PARIS (Reuters) – Francois Fillon outlined his plans to streamline the state’s role in France’s economy on Monday as he sought to revive his faltering presidential campaign, but again found himself on the defensive, this time over expensive suits he accepted as gifts.
With six weeks to go until the first round of voting, the former prime minister who was once favourite to win the presidency is battling to rally supporters and keep his centre-right alliance on his side after allegations of financial impropriety.
In a blitz of media interviews and a news conference, Fillon, an open admirer of former British Prime Minister Margaret Thatcher, spelled out his plans to reinvigorate France’s regulation-laden economy.
“I want to make 100 billion euros ($107 billion) of savings over five years and reduce by 500,000 the number of public sector jobs,” he said at the news conference.
“My programme is based on an ambition to make France a great political and economic power.”
He reiterated policies to end the 35-hour working week, a move that would be fiercely opposed by France’s muscular unions, and gradually raise the retirement age to 65 from 62 at present.
Fillon’s new offensive to put his campaign back on track comes two days before he is due to meet judges investigating the hundreds of thousands of euros of taxpayers’ money that he paid to his wife Penelope and his children for work they did for him.
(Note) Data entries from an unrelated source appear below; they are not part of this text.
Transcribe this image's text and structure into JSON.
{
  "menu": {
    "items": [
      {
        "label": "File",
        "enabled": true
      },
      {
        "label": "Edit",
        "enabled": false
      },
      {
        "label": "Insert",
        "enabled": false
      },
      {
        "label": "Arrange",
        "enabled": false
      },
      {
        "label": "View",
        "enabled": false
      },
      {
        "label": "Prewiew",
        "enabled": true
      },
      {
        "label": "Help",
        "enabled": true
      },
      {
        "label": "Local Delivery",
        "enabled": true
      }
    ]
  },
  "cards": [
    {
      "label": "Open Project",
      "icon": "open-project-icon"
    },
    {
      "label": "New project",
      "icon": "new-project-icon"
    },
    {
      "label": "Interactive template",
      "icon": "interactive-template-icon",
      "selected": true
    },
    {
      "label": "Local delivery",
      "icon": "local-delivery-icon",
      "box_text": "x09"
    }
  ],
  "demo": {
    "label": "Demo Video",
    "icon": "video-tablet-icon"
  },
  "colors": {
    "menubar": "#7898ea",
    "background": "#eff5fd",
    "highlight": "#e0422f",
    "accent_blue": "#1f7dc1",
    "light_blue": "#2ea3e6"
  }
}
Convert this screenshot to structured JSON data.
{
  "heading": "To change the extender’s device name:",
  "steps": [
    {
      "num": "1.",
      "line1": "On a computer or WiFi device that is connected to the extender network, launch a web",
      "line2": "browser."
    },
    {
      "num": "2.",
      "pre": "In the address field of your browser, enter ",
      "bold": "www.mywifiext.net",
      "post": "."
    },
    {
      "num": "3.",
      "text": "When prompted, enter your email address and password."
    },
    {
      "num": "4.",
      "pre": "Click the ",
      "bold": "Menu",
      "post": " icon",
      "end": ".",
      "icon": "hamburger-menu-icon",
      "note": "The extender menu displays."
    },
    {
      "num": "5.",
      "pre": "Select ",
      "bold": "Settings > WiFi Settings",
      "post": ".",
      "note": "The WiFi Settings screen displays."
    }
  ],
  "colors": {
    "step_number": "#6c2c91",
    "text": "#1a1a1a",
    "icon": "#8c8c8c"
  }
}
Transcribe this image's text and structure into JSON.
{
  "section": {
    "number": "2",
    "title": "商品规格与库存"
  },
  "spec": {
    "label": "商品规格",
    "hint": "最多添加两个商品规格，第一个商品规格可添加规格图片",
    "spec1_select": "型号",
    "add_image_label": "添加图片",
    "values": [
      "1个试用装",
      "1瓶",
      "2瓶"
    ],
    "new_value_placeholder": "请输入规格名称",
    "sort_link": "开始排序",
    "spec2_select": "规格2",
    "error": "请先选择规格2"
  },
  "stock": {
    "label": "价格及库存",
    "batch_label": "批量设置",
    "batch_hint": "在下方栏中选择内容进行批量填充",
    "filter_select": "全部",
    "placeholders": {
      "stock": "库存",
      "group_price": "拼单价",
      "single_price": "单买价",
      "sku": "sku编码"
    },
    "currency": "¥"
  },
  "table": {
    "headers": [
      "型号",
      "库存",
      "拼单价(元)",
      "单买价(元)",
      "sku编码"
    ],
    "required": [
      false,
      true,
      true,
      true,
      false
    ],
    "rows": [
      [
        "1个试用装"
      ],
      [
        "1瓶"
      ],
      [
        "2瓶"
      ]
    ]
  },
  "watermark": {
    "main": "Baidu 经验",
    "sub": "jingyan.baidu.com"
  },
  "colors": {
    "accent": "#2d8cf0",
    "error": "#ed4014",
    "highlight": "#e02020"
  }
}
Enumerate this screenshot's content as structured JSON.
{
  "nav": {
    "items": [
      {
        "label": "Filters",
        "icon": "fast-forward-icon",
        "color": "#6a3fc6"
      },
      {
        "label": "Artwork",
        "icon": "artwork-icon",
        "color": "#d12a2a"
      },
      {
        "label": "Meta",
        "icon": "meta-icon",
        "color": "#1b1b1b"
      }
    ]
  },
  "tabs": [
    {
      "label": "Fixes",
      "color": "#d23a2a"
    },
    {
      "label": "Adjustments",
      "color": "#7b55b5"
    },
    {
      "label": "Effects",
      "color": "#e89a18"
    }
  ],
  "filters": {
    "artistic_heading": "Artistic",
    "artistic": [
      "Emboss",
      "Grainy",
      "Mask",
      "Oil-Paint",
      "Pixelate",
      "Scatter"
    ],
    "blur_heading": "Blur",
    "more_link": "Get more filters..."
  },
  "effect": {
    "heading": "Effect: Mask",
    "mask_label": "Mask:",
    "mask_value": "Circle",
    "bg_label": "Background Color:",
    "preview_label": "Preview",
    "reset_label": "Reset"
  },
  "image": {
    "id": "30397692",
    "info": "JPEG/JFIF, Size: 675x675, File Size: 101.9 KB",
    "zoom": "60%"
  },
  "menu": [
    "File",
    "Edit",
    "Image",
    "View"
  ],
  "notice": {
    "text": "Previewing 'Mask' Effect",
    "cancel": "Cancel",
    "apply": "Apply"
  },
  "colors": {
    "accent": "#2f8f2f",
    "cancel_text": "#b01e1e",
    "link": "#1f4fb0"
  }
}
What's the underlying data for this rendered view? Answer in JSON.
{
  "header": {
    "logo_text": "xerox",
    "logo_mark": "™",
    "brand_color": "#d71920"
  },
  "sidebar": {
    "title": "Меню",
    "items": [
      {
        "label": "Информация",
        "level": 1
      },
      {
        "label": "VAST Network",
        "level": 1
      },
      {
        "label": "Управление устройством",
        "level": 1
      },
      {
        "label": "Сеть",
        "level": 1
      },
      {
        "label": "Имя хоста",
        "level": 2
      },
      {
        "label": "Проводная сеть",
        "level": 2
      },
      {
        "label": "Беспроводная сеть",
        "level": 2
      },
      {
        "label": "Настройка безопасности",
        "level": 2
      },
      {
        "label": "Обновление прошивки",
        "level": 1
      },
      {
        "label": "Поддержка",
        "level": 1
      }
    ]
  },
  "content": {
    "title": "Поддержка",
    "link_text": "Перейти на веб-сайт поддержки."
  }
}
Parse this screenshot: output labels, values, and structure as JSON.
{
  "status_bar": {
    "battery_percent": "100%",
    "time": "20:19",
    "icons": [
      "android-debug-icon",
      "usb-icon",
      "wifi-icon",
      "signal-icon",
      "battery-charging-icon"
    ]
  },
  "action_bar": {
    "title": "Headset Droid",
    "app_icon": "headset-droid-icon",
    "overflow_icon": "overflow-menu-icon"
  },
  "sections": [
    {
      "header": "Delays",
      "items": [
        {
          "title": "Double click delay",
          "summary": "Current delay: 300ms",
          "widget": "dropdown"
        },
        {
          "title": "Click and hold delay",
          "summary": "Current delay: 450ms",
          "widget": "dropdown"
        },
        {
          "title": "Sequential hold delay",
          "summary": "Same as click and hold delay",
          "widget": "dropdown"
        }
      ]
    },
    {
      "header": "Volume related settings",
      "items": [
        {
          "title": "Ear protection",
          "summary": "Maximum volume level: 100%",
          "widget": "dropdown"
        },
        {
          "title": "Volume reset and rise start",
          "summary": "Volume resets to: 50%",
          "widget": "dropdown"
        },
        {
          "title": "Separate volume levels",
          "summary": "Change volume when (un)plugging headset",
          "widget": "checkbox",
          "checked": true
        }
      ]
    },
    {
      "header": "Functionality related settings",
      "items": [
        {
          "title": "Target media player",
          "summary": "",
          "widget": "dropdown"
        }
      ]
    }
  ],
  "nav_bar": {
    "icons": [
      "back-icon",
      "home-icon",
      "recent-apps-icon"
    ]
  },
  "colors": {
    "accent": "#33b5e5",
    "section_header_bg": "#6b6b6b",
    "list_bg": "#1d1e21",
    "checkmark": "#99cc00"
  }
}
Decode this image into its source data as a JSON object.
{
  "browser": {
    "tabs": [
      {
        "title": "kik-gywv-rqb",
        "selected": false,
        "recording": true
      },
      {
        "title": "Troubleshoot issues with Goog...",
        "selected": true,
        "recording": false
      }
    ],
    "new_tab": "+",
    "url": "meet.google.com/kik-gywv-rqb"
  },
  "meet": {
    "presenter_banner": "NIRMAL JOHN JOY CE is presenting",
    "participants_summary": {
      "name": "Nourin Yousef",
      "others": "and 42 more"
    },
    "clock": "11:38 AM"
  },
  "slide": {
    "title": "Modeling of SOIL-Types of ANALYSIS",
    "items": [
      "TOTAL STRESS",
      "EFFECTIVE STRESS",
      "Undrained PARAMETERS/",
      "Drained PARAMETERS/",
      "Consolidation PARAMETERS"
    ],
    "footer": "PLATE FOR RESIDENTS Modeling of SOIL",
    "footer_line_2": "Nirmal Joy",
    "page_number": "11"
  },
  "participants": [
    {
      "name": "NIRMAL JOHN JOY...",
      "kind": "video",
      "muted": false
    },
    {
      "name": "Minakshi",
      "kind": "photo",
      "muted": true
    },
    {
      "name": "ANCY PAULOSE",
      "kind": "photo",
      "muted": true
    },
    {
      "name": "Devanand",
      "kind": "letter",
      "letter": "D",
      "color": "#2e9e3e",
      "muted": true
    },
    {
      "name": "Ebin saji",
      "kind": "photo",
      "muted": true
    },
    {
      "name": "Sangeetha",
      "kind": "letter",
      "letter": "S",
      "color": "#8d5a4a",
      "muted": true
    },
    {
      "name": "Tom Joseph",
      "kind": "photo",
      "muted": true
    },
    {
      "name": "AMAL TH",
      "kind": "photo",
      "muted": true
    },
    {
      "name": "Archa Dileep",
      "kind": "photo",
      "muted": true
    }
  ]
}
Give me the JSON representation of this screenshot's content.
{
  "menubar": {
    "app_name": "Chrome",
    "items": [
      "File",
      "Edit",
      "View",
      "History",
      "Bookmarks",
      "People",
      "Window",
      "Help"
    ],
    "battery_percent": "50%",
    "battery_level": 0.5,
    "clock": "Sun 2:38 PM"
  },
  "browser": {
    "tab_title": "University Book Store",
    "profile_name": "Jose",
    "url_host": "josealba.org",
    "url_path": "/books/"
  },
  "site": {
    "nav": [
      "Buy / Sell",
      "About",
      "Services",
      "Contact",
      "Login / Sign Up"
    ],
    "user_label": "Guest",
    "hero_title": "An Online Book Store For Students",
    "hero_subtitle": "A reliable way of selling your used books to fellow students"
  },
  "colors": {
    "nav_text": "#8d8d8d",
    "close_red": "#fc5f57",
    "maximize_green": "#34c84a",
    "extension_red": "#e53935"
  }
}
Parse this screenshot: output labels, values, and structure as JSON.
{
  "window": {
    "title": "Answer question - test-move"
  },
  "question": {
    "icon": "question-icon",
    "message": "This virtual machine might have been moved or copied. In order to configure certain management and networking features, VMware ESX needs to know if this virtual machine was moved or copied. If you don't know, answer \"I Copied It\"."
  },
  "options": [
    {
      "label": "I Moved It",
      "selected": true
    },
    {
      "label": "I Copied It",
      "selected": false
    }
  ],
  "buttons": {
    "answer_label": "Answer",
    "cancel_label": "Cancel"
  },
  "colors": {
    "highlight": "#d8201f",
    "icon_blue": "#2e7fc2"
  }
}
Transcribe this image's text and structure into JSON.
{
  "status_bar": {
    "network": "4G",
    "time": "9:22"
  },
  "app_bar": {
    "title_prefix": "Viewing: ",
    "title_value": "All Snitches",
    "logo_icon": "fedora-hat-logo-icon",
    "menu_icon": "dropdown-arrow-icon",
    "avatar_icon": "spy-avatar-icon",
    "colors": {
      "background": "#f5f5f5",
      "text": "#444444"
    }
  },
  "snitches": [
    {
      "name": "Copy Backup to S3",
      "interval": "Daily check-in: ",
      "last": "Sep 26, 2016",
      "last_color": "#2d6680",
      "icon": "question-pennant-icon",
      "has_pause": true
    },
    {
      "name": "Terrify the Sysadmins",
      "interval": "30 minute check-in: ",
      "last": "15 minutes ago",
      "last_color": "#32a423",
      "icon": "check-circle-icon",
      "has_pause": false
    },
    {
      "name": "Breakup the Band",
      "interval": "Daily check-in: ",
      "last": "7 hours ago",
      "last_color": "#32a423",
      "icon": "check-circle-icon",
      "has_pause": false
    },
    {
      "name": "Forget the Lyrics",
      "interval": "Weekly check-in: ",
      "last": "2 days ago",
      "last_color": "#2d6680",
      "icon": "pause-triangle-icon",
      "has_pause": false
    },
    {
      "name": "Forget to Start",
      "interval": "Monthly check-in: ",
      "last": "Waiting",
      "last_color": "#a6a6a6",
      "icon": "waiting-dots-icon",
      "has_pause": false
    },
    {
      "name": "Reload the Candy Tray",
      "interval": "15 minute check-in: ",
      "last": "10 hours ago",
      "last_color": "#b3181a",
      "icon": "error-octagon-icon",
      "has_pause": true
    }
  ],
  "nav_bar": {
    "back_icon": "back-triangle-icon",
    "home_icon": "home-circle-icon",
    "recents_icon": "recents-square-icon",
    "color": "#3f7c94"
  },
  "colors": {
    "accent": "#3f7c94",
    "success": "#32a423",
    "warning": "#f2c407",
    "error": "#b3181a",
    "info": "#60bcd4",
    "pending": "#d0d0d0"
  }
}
The scandal, dubbed “Penelopegate” by France’s media, has tainted his reputation as a clean politician and knocked him from first to third place in opinion polls. Continued…